**What is required**
Would you find each line in the entries below with the string "fichier" and copy it?

**Raw data**

—————

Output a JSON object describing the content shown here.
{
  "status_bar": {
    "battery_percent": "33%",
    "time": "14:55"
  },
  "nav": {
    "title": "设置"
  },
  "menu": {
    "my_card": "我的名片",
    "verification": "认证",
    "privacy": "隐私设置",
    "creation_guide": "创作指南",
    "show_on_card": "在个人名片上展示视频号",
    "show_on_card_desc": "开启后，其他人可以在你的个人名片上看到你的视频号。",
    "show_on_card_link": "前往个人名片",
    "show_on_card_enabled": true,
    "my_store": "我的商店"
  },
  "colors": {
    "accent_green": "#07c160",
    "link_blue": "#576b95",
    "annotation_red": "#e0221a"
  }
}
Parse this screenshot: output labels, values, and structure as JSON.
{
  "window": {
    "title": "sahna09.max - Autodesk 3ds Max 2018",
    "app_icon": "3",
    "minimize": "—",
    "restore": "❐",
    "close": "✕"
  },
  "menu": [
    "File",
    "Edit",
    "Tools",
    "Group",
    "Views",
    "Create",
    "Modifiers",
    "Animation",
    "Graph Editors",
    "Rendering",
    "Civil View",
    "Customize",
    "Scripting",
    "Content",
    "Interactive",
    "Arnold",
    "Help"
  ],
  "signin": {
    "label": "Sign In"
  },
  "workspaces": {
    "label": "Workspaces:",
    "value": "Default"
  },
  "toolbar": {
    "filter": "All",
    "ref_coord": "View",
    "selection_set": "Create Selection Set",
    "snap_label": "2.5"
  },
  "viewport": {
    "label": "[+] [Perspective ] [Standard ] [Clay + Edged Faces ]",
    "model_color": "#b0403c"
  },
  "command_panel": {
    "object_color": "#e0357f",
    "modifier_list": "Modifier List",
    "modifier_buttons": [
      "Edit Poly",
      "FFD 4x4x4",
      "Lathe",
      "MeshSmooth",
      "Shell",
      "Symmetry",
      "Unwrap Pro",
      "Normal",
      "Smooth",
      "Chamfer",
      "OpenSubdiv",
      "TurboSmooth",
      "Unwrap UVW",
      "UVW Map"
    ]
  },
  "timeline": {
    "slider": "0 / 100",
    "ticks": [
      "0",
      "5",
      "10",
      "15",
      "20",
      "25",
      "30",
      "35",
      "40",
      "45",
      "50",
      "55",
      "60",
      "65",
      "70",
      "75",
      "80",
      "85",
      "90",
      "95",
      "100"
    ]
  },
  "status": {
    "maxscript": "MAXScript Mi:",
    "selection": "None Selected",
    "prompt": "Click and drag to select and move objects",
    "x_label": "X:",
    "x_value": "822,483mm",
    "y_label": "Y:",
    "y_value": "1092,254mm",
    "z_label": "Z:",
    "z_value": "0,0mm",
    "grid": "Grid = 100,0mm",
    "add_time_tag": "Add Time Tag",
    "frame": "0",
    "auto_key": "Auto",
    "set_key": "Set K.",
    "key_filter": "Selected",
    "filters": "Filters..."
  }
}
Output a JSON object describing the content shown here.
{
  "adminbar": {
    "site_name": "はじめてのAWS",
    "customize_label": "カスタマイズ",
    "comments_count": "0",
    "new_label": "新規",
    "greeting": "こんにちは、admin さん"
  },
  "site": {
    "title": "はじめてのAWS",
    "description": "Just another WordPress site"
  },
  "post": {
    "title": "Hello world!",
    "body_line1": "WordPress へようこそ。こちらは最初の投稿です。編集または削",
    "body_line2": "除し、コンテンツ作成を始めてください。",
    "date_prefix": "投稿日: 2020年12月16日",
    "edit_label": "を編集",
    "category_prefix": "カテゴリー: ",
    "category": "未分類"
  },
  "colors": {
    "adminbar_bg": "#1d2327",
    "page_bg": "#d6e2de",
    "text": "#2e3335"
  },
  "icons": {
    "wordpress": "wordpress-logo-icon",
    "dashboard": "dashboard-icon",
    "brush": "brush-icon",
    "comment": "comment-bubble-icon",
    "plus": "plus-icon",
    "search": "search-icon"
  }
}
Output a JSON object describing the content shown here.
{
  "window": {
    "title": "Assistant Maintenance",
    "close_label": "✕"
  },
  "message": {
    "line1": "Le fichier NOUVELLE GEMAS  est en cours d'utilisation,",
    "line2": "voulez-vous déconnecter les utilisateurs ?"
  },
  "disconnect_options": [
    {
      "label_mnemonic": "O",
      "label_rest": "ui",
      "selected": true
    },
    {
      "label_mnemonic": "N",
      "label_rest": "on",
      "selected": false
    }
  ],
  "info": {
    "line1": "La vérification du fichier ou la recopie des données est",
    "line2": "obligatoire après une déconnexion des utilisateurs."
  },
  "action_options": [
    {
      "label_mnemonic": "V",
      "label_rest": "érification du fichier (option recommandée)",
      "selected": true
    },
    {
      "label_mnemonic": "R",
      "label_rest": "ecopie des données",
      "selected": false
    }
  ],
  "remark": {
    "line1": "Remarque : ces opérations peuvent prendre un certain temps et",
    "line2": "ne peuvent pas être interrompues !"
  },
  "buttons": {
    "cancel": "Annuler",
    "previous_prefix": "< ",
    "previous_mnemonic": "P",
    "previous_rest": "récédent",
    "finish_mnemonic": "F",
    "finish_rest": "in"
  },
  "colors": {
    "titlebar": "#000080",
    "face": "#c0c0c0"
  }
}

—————

**Solution for this exercise**
    "line1": "Le fichier NOUVELLE GEMAS  est en cours d'utilisation,",
    "line1": "La vérification du fichier ou la recopie des données est",
      "label_rest": "érification du fichier (option recommandée)",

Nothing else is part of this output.